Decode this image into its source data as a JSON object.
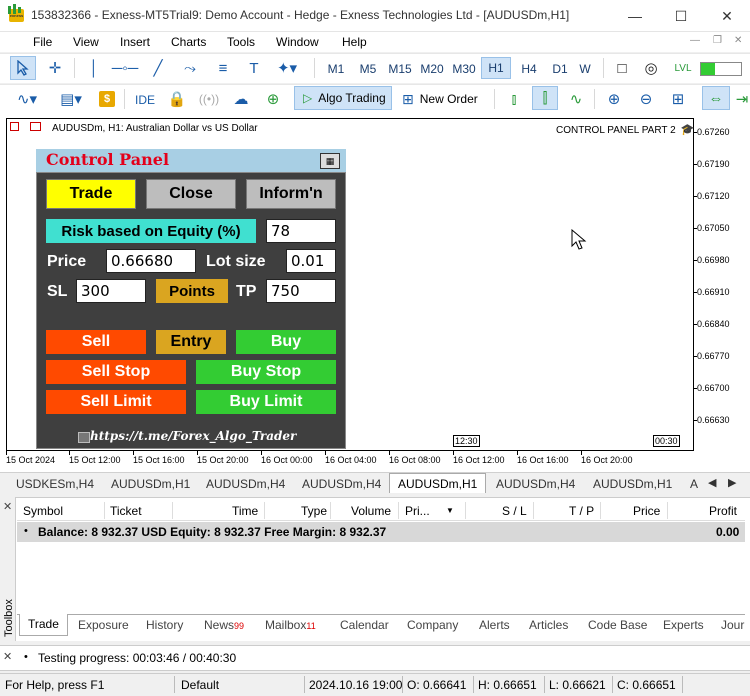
{
  "window": {
    "title": "153832366 - Exness-MT5Trial9: Demo Account - Hedge - Exness Technologies Ltd - [AUDUSDm,H1]",
    "app_icon_label": "exness",
    "controls": [
      "minimize-icon",
      "maximize-icon",
      "close-icon"
    ]
  },
  "menu": {
    "items": [
      "File",
      "View",
      "Insert",
      "Charts",
      "Tools",
      "Window",
      "Help"
    ]
  },
  "toolbar1": {
    "timeframes": [
      "M1",
      "M5",
      "M15",
      "M20",
      "M30",
      "H1",
      "H4",
      "D1",
      "W"
    ],
    "selected_timeframe": "H1"
  },
  "toolbar2": {
    "ide_label": "IDE",
    "algo_trading_label": "Algo Trading",
    "new_order_label": "New Order"
  },
  "chart": {
    "symbol_text": "AUDUSDm, H1:  Australian Dollar vs US Dollar",
    "panel_name": "CONTROL PANEL PART 2",
    "price_ticks": [
      "0.67260",
      "0.67190",
      "0.67120",
      "0.67050",
      "0.66980",
      "0.66910",
      "0.66840",
      "0.66770",
      "0.66700",
      "0.66630"
    ],
    "time_ticks": [
      "15 Oct 2024",
      "15 Oct 12:00",
      "15 Oct 16:00",
      "15 Oct 20:00",
      "16 Oct 00:00",
      "16 Oct 04:00",
      "16 Oct 08:00",
      "16 Oct 12:00",
      "16 Oct 16:00",
      "16 Oct 20:00"
    ],
    "time_markers": [
      "12:30",
      "00:30"
    ]
  },
  "control_panel": {
    "title": "Control Panel",
    "tabs": [
      "Trade",
      "Close",
      "Inform'n"
    ],
    "risk_label": "Risk based on Equity (%)",
    "risk_value": "78",
    "price_label": "Price",
    "price_value": "0.66680",
    "lot_label": "Lot size",
    "lot_value": "0.01",
    "sl_label": "SL",
    "sl_value": "300",
    "points_label": "Points",
    "tp_label": "TP",
    "tp_value": "750",
    "sell_label": "Sell",
    "entry_label": "Entry",
    "buy_label": "Buy",
    "sell_stop_label": "Sell Stop",
    "buy_stop_label": "Buy Stop",
    "sell_limit_label": "Sell Limit",
    "buy_limit_label": "Buy Limit",
    "footer": "https://t.me/Forex_Algo_Trader",
    "colors": {
      "header_bg": "#a8cfe4",
      "title": "#e4001a",
      "body_bg": "#3f3f3f",
      "trade_tab": "#ffff00",
      "inactive_tab": "#bdbdbd",
      "risk_label_bg": "#40e0d0",
      "points_bg": "#daa520",
      "sell": "#ff4a00",
      "entry": "#daa520",
      "buy": "#33cc33"
    }
  },
  "chart_tabs": {
    "items": [
      "USDKESm,H4",
      "AUDUSDm,H1",
      "AUDUSDm,H4",
      "AUDUSDm,H4",
      "AUDUSDm,H1",
      "AUDUSDm,H4",
      "AUDUSDm,H1",
      "A"
    ],
    "active_index": 4
  },
  "toolbox": {
    "side_label": "Toolbox",
    "columns": [
      "Symbol",
      "Ticket",
      "Time",
      "Type",
      "Volume",
      "Pri...",
      "S / L",
      "T / P",
      "Price",
      "Profit"
    ],
    "balance_text": "Balance: 8 932.37 USD  Equity: 8 932.37  Free Margin: 8 932.37",
    "balance_profit": "0.00",
    "tabs": [
      "Trade",
      "Exposure",
      "History",
      "News",
      "Mailbox",
      "Calendar",
      "Company",
      "Alerts",
      "Articles",
      "Code Base",
      "Experts",
      "Jour"
    ],
    "news_count": "99",
    "mailbox_count": "11",
    "active_tab": "Trade"
  },
  "testing": {
    "text": "Testing progress: 00:03:46 / 00:40:30"
  },
  "statusbar": {
    "help": "For Help, press F1",
    "profile": "Default",
    "datetime": "2024.10.16 19:00",
    "open": "O: 0.66641",
    "high": "H: 0.66651",
    "low": "L: 0.66621",
    "close": "C: 0.66651"
  }
}
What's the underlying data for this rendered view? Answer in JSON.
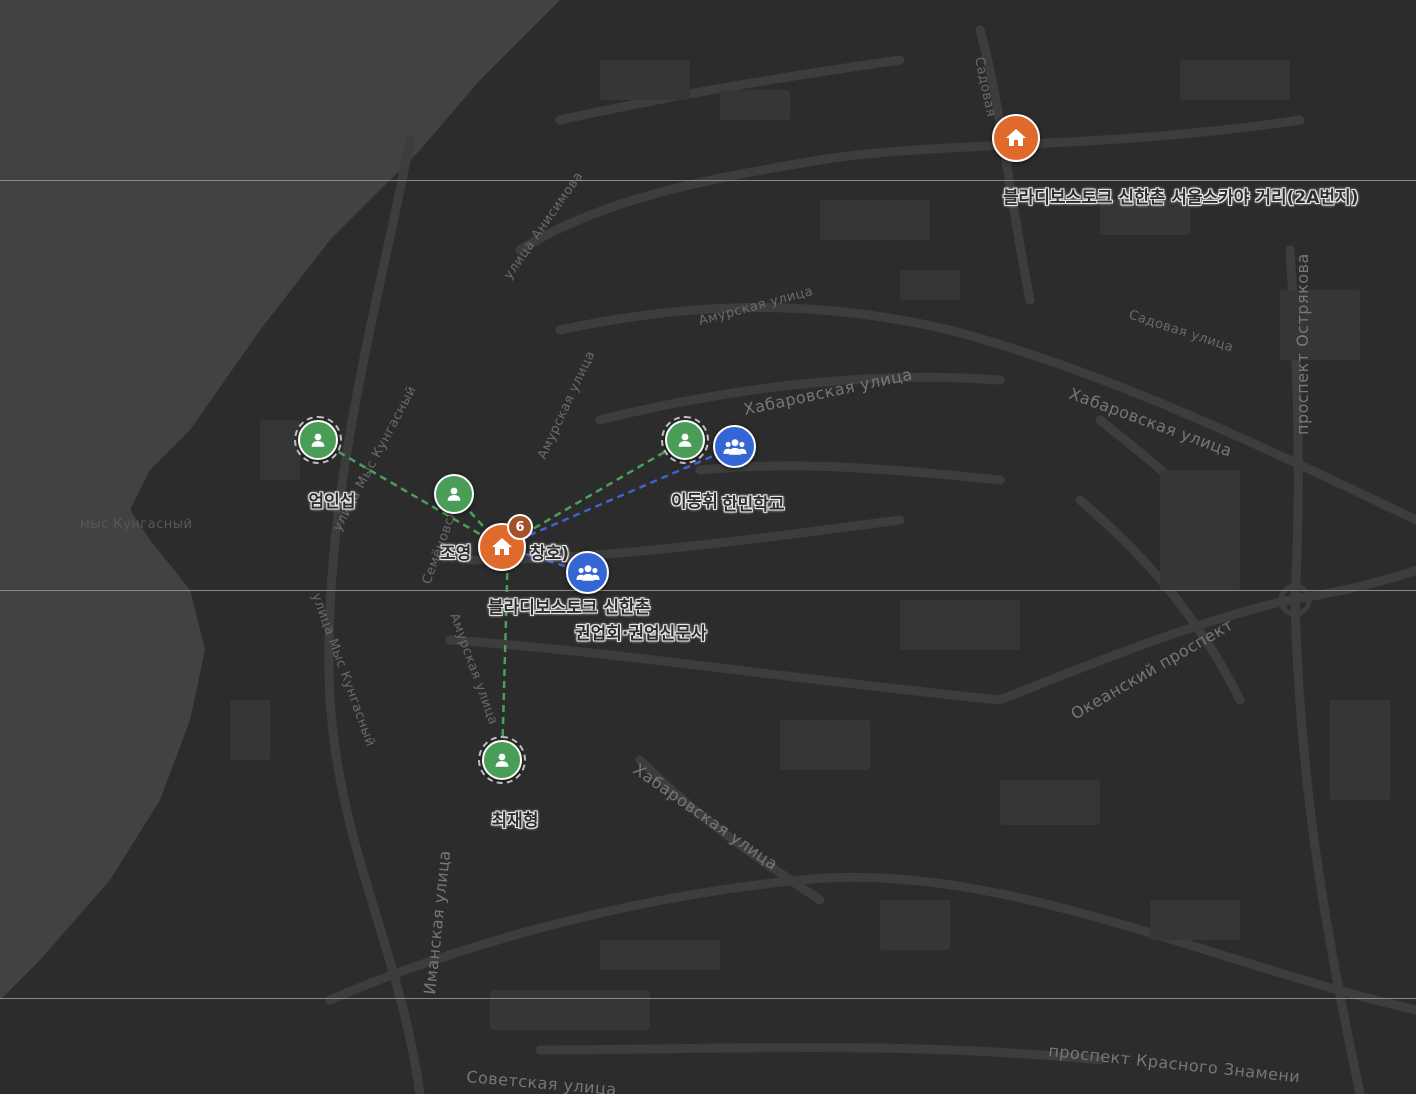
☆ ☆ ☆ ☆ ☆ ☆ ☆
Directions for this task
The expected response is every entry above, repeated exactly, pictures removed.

Written response
Decode this image into its source data as a JSON object.
{
  "window": {
    "title": "153832366 - Exness-MT5Trial9: Demo Account - Hedge - Exness Technologies Ltd - [AUDUSDm,H1]",
    "app_icon_label": "exness",
    "controls": [
      "minimize-icon",
      "maximize-icon",
      "close-icon"
    ]
  },
  "menu": {
    "items": [
      "File",
      "View",
      "Insert",
      "Charts",
      "Tools",
      "Window",
      "Help"
    ]
  },
  "toolbar1": {
    "timeframes": [
      "M1",
      "M5",
      "M15",
      "M20",
      "M30",
      "H1",
      "H4",
      "D1",
      "W"
    ],
    "selected_timeframe": "H1"
  },
  "toolbar2": {
    "ide_label": "IDE",
    "algo_trading_label": "Algo Trading",
    "new_order_label": "New Order"
  },
  "chart": {
    "symbol_text": "AUDUSDm, H1:  Australian Dollar vs US Dollar",
    "panel_name": "CONTROL PANEL PART 2",
    "price_ticks": [
      "0.67260",
      "0.67190",
      "0.67120",
      "0.67050",
      "0.66980",
      "0.66910",
      "0.66840",
      "0.66770",
      "0.66700",
      "0.66630"
    ],
    "time_ticks": [
      "15 Oct 2024",
      "15 Oct 12:00",
      "15 Oct 16:00",
      "15 Oct 20:00",
      "16 Oct 00:00",
      "16 Oct 04:00",
      "16 Oct 08:00",
      "16 Oct 12:00",
      "16 Oct 16:00",
      "16 Oct 20:00"
    ],
    "time_markers": [
      "12:30",
      "00:30"
    ]
  },
  "control_panel": {
    "title": "Control Panel",
    "tabs": [
      "Trade",
      "Close",
      "Inform'n"
    ],
    "risk_label": "Risk based on Equity (%)",
    "risk_value": "78",
    "price_label": "Price",
    "price_value": "0.66680",
    "lot_label": "Lot size",
    "lot_value": "0.01",
    "sl_label": "SL",
    "sl_value": "300",
    "points_label": "Points",
    "tp_label": "TP",
    "tp_value": "750",
    "sell_label": "Sell",
    "entry_label": "Entry",
    "buy_label": "Buy",
    "sell_stop_label": "Sell Stop",
    "buy_stop_label": "Buy Stop",
    "sell_limit_label": "Sell Limit",
    "buy_limit_label": "Buy Limit",
    "footer": "https://t.me/Forex_Algo_Trader",
    "colors": {
      "header_bg": "#a8cfe4",
      "title": "#e4001a",
      "body_bg": "#3f3f3f",
      "trade_tab": "#ffff00",
      "inactive_tab": "#bdbdbd",
      "risk_label_bg": "#40e0d0",
      "points_bg": "#daa520",
      "sell": "#ff4a00",
      "entry": "#daa520",
      "buy": "#33cc33"
    }
  },
  "chart_tabs": {
    "items": [
      "USDKESm,H4",
      "AUDUSDm,H1",
      "AUDUSDm,H4",
      "AUDUSDm,H4",
      "AUDUSDm,H1",
      "AUDUSDm,H4",
      "AUDUSDm,H1",
      "A"
    ],
    "active_index": 4
  },
  "toolbox": {
    "side_label": "Toolbox",
    "columns": [
      "Symbol",
      "Ticket",
      "Time",
      "Type",
      "Volume",
      "Pri...",
      "S / L",
      "T / P",
      "Price",
      "Profit"
    ],
    "balance_text": "Balance: 8 932.37 USD  Equity: 8 932.37  Free Margin: 8 932.37",
    "balance_profit": "0.00",
    "tabs": [
      "Trade",
      "Exposure",
      "History",
      "News",
      "Mailbox",
      "Calendar",
      "Company",
      "Alerts",
      "Articles",
      "Code Base",
      "Experts",
      "Jour"
    ],
    "news_count": "99",
    "mailbox_count": "11",
    "active_tab": "Trade"
  },
  "testing": {
    "text": "Testing progress: 00:03:46 / 00:40:30"
  },
  "statusbar": {
    "help": "For Help, press F1",
    "profile": "Default",
    "datetime": "2024.10.16 19:00",
    "open": "O: 0.66641",
    "high": "H: 0.66651",
    "low": "L: 0.66621",
    "close": "C: 0.66651"
  }
}
What's the underlying data for this rendered view? Answer in JSON.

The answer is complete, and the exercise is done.